Mark Brown’s newest Game Maker’s Toolkit video discusses the Nemesis system that was used in Middle-Earth: Shadow of Mordor and its sequel, Middle-Earth: Shadow of War. It’s a system that personalizes orc NPCs in response to actions players take against them. Warner Bros. Interactive has filed a patent for it so the system used in Monolith Productions’ titles wouldn’t be 1:1 ripped off by others.
The patent is for „Nemesis characters, nemesis forts, social vendettas and followers in computer games,” and Brown compares it to the patented floating arrow in Crazy Taxi that showed players where to go. SEGA filed a lawsuit against Fox Interactive in 2003 when their The Simpsons: Road Rage used the same mechanic. (However, the suit was settled out of court for an undisclosed amount.)
Interestingly, other games have used a system that closely resembles the Nemesis solution: Warframe, Assassin’s Creed: Odyssey, Path of Exile’s Betrayal expansion, and XCOM 2’s War of the Chosen all used a solution that followed the formula to some extent.
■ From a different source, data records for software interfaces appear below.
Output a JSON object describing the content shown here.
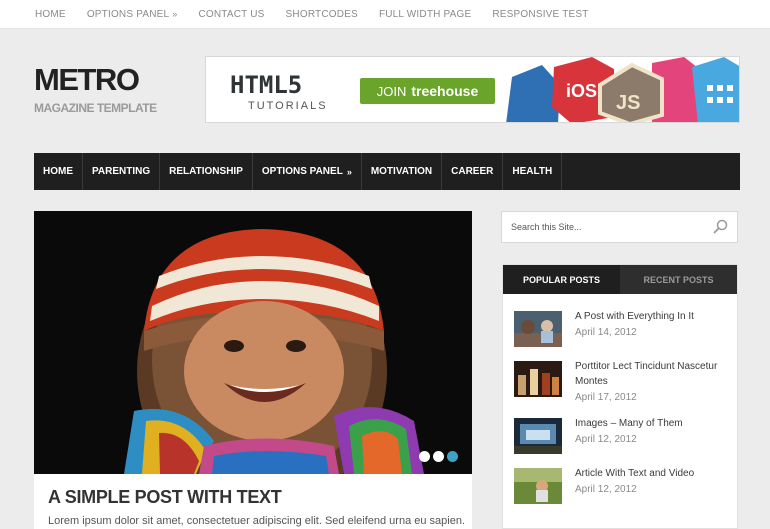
{
  "topnav": {
    "items": [
      {
        "label": "HOME",
        "arrow": ""
      },
      {
        "label": "OPTIONS PANEL",
        "arrow": "»"
      },
      {
        "label": "CONTACT US",
        "arrow": ""
      },
      {
        "label": "SHORTCODES",
        "arrow": ""
      },
      {
        "label": "FULL WIDTH PAGE",
        "arrow": ""
      },
      {
        "label": "RESPONSIVE TEST",
        "arrow": ""
      }
    ]
  },
  "logo": {
    "title": "METRO",
    "subtitle": "MAGAZINE TEMPLATE"
  },
  "banner": {
    "heading": "HTML5",
    "subheading": "TUTORIALS",
    "button_prefix": "JOIN",
    "button_brand": "treehouse",
    "badges": [
      "iOS",
      "JS"
    ],
    "colors": {
      "button": "#6aa42a"
    }
  },
  "mainnav": {
    "items": [
      {
        "label": "HOME",
        "arrow": ""
      },
      {
        "label": "PARENTING",
        "arrow": ""
      },
      {
        "label": "RELATIONSHIP",
        "arrow": ""
      },
      {
        "label": "OPTIONS PANEL",
        "arrow": "»"
      },
      {
        "label": "MOTIVATION",
        "arrow": ""
      },
      {
        "label": "CAREER",
        "arrow": ""
      },
      {
        "label": "HEALTH",
        "arrow": ""
      }
    ]
  },
  "featured": {
    "slides": 3,
    "active_slide": 3,
    "post_title": "A SIMPLE POST WITH TEXT",
    "excerpt": "Lorem ipsum dolor sit amet, consectetuer adipiscing elit. Sed eleifend urna eu sapien."
  },
  "search": {
    "placeholder": "Search this Site...",
    "icon": "search-icon"
  },
  "widget": {
    "tabs": [
      {
        "label": "POPULAR POSTS",
        "active": true
      },
      {
        "label": "RECENT POSTS",
        "active": false
      }
    ],
    "posts": [
      {
        "title": "A Post with Everything In It",
        "date": "April 14, 2012"
      },
      {
        "title": "Porttitor Lect Tincidunt Nascetur Montes",
        "date": "April 17, 2012"
      },
      {
        "title": "Images – Many of Them",
        "date": "April 12, 2012"
      },
      {
        "title": "Article With Text and Video",
        "date": "April 12, 2012"
      }
    ]
  },
  "colors": {
    "accent": "#3ea0c5",
    "nav_bg": "#1f1f1f"
  }
}
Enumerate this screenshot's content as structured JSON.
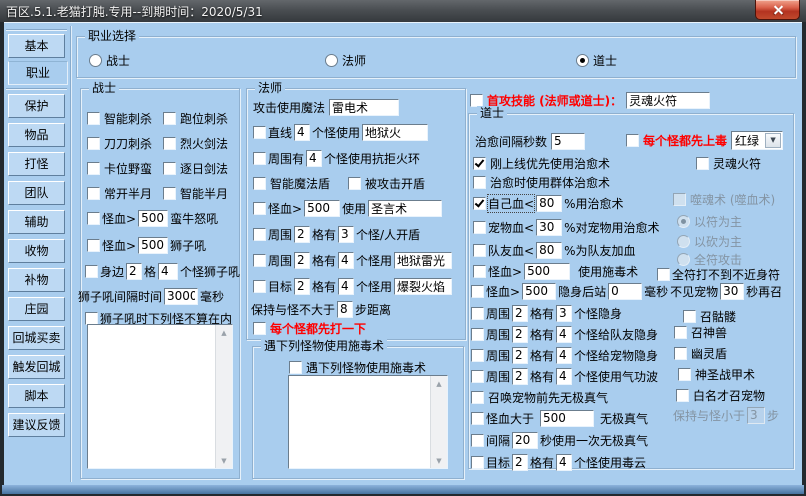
{
  "window": {
    "title": "百区.5.1.老猫打肫.专用--到期时间：2020/5/31"
  },
  "colors": {
    "client_bg": "#a9cdee",
    "button_bg": "#bdd9f3",
    "alert_red": "#ff0000",
    "close_red": "#b33320"
  },
  "icons": {
    "close": "x-mark",
    "dropdown": "▼",
    "scroll_up": "▲",
    "scroll_down": "▼"
  },
  "sidebar": {
    "items": [
      {
        "label": "基本",
        "active": false
      },
      {
        "label": "职业",
        "active": true
      },
      {
        "label": "保护",
        "active": false
      },
      {
        "label": "物品",
        "active": false
      },
      {
        "label": "打怪",
        "active": false
      },
      {
        "label": "团队",
        "active": false
      },
      {
        "label": "辅助",
        "active": false
      },
      {
        "label": "收物",
        "active": false
      },
      {
        "label": "补物",
        "active": false
      },
      {
        "label": "庄园",
        "active": false
      },
      {
        "label": "回城买卖",
        "active": false
      },
      {
        "label": "触发回城",
        "active": false
      },
      {
        "label": "脚本",
        "active": false
      },
      {
        "label": "建议反馈",
        "active": false
      }
    ]
  },
  "profession": {
    "group_label": "职业选择",
    "options": [
      {
        "label": "战士",
        "selected": false
      },
      {
        "label": "法师",
        "selected": false
      },
      {
        "label": "道士",
        "selected": true
      }
    ]
  },
  "warrior": {
    "group_label": "战士",
    "checkboxes": [
      {
        "label": "智能刺杀",
        "checked": false
      },
      {
        "label": "跑位刺杀",
        "checked": false
      },
      {
        "label": "刀刀刺杀",
        "checked": false
      },
      {
        "label": "烈火剑法",
        "checked": false
      },
      {
        "label": "卡位野蛮",
        "checked": false
      },
      {
        "label": "逐日剑法",
        "checked": false
      },
      {
        "label": "常开半月",
        "checked": false
      },
      {
        "label": "智能半月",
        "checked": false
      }
    ],
    "bull_roar": {
      "pre": "怪血>",
      "value": "500",
      "post": "蛮牛怒吼",
      "checked": false
    },
    "lion_roar": {
      "pre": "怪血>",
      "value": "500",
      "post": "狮子吼",
      "checked": false
    },
    "nearby": {
      "pre": "身边",
      "grid": "2",
      "mid": "格",
      "count": "4",
      "post": "个怪狮子吼",
      "checked": false
    },
    "roar_interval": {
      "pre": "狮子吼间隔时间",
      "value": "3000",
      "post": "毫秒"
    },
    "exclude": {
      "label": "狮子吼时下列怪不算在内",
      "checked": false
    },
    "exclude_list": []
  },
  "mage": {
    "group_label": "法师",
    "attack": {
      "label": "攻击使用魔法",
      "value": "雷电术"
    },
    "line": {
      "label": "直线",
      "count": "4",
      "mid": "个怪使用",
      "value": "地狱火",
      "checked": false
    },
    "ring": {
      "label": "周围有",
      "count": "4",
      "post": "个怪使用抗拒火环",
      "checked": false
    },
    "smart_shield": {
      "label": "智能魔法盾",
      "checked": false
    },
    "hit_shield": {
      "label": "被攻击开盾",
      "checked": false
    },
    "holy_word": {
      "label": "怪血>",
      "value": "500",
      "mid": "使用",
      "spell": "圣言术",
      "checked": false
    },
    "around_shield": {
      "label": "周围",
      "grid": "2",
      "mid": "格有",
      "count": "3",
      "post": "个怪/人开盾",
      "checked": false
    },
    "thunder": {
      "label": "周围",
      "grid": "2",
      "mid": "格有",
      "count": "4",
      "mid2": "个怪用",
      "spell": "地狱雷光",
      "checked": false
    },
    "blast": {
      "label": "目标",
      "grid": "2",
      "mid": "格有",
      "count": "4",
      "mid2": "个怪用",
      "spell": "爆裂火焰",
      "checked": false
    },
    "keep_distance": {
      "pre": "保持与怪不大于",
      "value": "8",
      "post": "步距离"
    },
    "hit_first": {
      "label": "每个怪都先打一下",
      "checked": false
    }
  },
  "poison_list": {
    "group_label": "遇下列怪物使用施毒术",
    "checkbox_label": "遇下列怪物使用施毒术",
    "checked": false,
    "items": []
  },
  "first_attack": {
    "label": "首攻技能 (法师或道士)：",
    "value": "灵魂火符",
    "checked": false
  },
  "taoist": {
    "group_label": "道士",
    "heal_interval": {
      "label": "治愈间隔秒数",
      "value": "5"
    },
    "pre_poison": {
      "label": "每个怪都先上毒",
      "value": "红绿",
      "checked": false
    },
    "heal_on_login": {
      "label": "刚上线优先使用治愈术",
      "checked": true
    },
    "soul_talisman": {
      "label": "灵魂火符",
      "checked": false
    },
    "group_heal": {
      "label": "治愈时使用群体治愈术",
      "checked": false
    },
    "self_heal": {
      "label": "自己血<",
      "value": "80",
      "post": "%用治愈术",
      "checked": true
    },
    "pet_heal": {
      "label": "宠物血<",
      "value": "30",
      "post": "%对宠物用治愈术",
      "checked": false
    },
    "team_heal": {
      "label": "队友血<",
      "value": "80",
      "post": "%为队友加血",
      "checked": false
    },
    "poison_hp": {
      "label": "怪血>",
      "value": "500",
      "post": "使用施毒术",
      "checked": false
    },
    "soul_drain": {
      "label": "噬魂术 (噬血术)",
      "checked": false,
      "disabled": true
    },
    "mode_talisman": {
      "label": "以符为主",
      "selected": true,
      "disabled": true
    },
    "mode_melee": {
      "label": "以砍为主",
      "selected": false,
      "disabled": true
    },
    "mode_all_talisman": {
      "label": "全符攻击",
      "selected": false,
      "disabled": true
    },
    "no_near": {
      "label": "全符打不到不近身符",
      "checked": false
    },
    "hide": {
      "label": "怪血>",
      "value": "500",
      "mid1": "隐身后站",
      "value2": "0",
      "mid2": "毫秒",
      "mid3": "不见宠物",
      "value3": "30",
      "post": "秒再召",
      "checked": false
    },
    "hide_self": {
      "label": "周围",
      "grid": "2",
      "mid": "格有",
      "count": "3",
      "post": "个怪隐身",
      "checked": false
    },
    "hide_team": {
      "label": "周围",
      "grid": "2",
      "mid": "格有",
      "count": "4",
      "post": "个怪给队友隐身",
      "checked": false
    },
    "hide_pet": {
      "label": "周围",
      "grid": "2",
      "mid": "格有",
      "count": "4",
      "post": "个怪给宠物隐身",
      "checked": false
    },
    "qigong": {
      "label": "周围",
      "grid": "2",
      "mid": "格有",
      "count": "4",
      "post": "个怪使用气功波",
      "checked": false
    },
    "summon_skeleton": {
      "label": "召骷髅",
      "checked": false
    },
    "summon_beast": {
      "label": "召神兽",
      "checked": false
    },
    "ghost_shield": {
      "label": "幽灵盾",
      "checked": false
    },
    "holy_armor": {
      "label": "神圣战甲术",
      "checked": false
    },
    "qi_before_summon": {
      "label": "召唤宠物前先无极真气",
      "checked": false
    },
    "white_name_summon": {
      "label": "白名才召宠物",
      "checked": false
    },
    "qi_hp": {
      "label": "怪血大于",
      "value": "500",
      "post": "无极真气",
      "checked": false
    },
    "keep_small": {
      "label": "保持与怪小于",
      "value": "3",
      "post": "步",
      "disabled": true
    },
    "qi_interval": {
      "label": "间隔",
      "value": "20",
      "post": "秒使用一次无极真气",
      "checked": false
    },
    "poison_cloud": {
      "label": "目标",
      "grid": "2",
      "mid": "格有",
      "count": "4",
      "post": "个怪使用毒云",
      "checked": false
    }
  }
}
The patent is currently pending, as it was rejected in 2019, but Warner sent it for re-examination last year. It’s now in the „notice of allowance” phase. In other words, if Warner files the necessary paperwork and pays the fees, the patent will be finalized.
We’ve seen a few interesting patents: Microsoft had a patent on games awarding bonus points „if the player performs feats of style that are not necessary tasks of the game” – it was for Project Gotham Racing’s kudos points. Bandai Namco’s patent for Katamari Damacy’s „arranging a plurality of objects” was not chased either, and several titles used it, such as The Wonderful End of the World, Anarcute, or Donut County. Electronic Arts’ patent got a green flag in late 2011 for BioWare’s dialogue wheel for Mass Effect, and even then, it didn’t stop Fallout 4 or Deus Ex: Mankind Divided from using a similar solution.
Uniloc Corporation had a patent on the concept of product activation. After it was used in an infringement suit against Microsoft, it was dubbed an act of patent trolling, then it was eliminated, as SEGA, Ubisoft, Cambium Learning Group, and Perfect World Entertainment filed a case against it. And even Nintendo is relaxed about others using solutions closely resembling something they patented. They have a patent for a sanity system after publishing Eternal Darkness, and yet, Don’t Starve, the Amnesia games, Tokyo Dark, Knock-Knock, or World of Horror used it. Namco’s infamous patent on loading-screen minigames is also interesting (for example, Ridge Racer, a PlayStation launch title, included Galaxian – completing the level unlocked eight bonus cars in the game!), and yet, The Sims 3 or Splatoon used something similar.
So despite big names filing patents, not everyone goes after you, especially if you give it a unique coat of paint.